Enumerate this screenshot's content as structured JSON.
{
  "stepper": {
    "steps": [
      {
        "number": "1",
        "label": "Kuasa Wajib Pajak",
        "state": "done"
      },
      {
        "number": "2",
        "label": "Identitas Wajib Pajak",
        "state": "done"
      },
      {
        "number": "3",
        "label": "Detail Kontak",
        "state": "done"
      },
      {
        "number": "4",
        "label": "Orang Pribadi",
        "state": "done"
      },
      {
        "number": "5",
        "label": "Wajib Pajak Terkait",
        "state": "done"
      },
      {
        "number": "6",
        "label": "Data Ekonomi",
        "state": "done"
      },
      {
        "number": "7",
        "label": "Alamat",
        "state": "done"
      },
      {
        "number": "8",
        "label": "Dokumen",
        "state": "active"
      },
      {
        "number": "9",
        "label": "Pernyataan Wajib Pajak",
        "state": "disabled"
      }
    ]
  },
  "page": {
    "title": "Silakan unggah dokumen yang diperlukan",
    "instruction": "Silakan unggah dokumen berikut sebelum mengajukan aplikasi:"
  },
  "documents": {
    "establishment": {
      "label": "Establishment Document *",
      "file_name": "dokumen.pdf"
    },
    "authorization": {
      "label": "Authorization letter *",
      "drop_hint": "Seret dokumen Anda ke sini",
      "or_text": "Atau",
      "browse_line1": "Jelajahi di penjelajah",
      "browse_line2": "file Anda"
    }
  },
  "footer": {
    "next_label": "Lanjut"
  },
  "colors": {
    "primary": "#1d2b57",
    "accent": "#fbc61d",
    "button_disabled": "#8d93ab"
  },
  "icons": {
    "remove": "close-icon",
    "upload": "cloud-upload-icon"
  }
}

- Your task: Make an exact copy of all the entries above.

- Expected answer:
Enumerate this screenshot's content as structured JSON.
{
  "stepper": {
    "steps": [
      {
        "number": "1",
        "label": "Kuasa Wajib Pajak",
        "state": "done"
      },
      {
        "number": "2",
        "label": "Identitas Wajib Pajak",
        "state": "done"
      },
      {
        "number": "3",
        "label": "Detail Kontak",
        "state": "done"
      },
      {
        "number": "4",
        "label": "Orang Pribadi",
        "state": "done"
      },
      {
        "number": "5",
        "label": "Wajib Pajak Terkait",
        "state": "done"
      },
      {
        "number": "6",
        "label": "Data Ekonomi",
        "state": "done"
      },
      {
        "number": "7",
        "label": "Alamat",
        "state": "done"
      },
      {
        "number": "8",
        "label": "Dokumen",
        "state": "active"
      },
      {
        "number": "9",
        "label": "Pernyataan Wajib Pajak",
        "state": "disabled"
      }
    ]
  },
  "page": {
    "title": "Silakan unggah dokumen yang diperlukan",
    "instruction": "Silakan unggah dokumen berikut sebelum mengajukan aplikasi:"
  },
  "documents": {
    "establishment": {
      "label": "Establishment Document *",
      "file_name": "dokumen.pdf"
    },
    "authorization": {
      "label": "Authorization letter *",
      "drop_hint": "Seret dokumen Anda ke sini",
      "or_text": "Atau",
      "browse_line1": "Jelajahi di penjelajah",
      "browse_line2": "file Anda"
    }
  },
  "footer": {
    "next_label": "Lanjut"
  },
  "colors": {
    "primary": "#1d2b57",
    "accent": "#fbc61d",
    "button_disabled": "#8d93ab"
  },
  "icons": {
    "remove": "close-icon",
    "upload": "cloud-upload-icon"
  }
}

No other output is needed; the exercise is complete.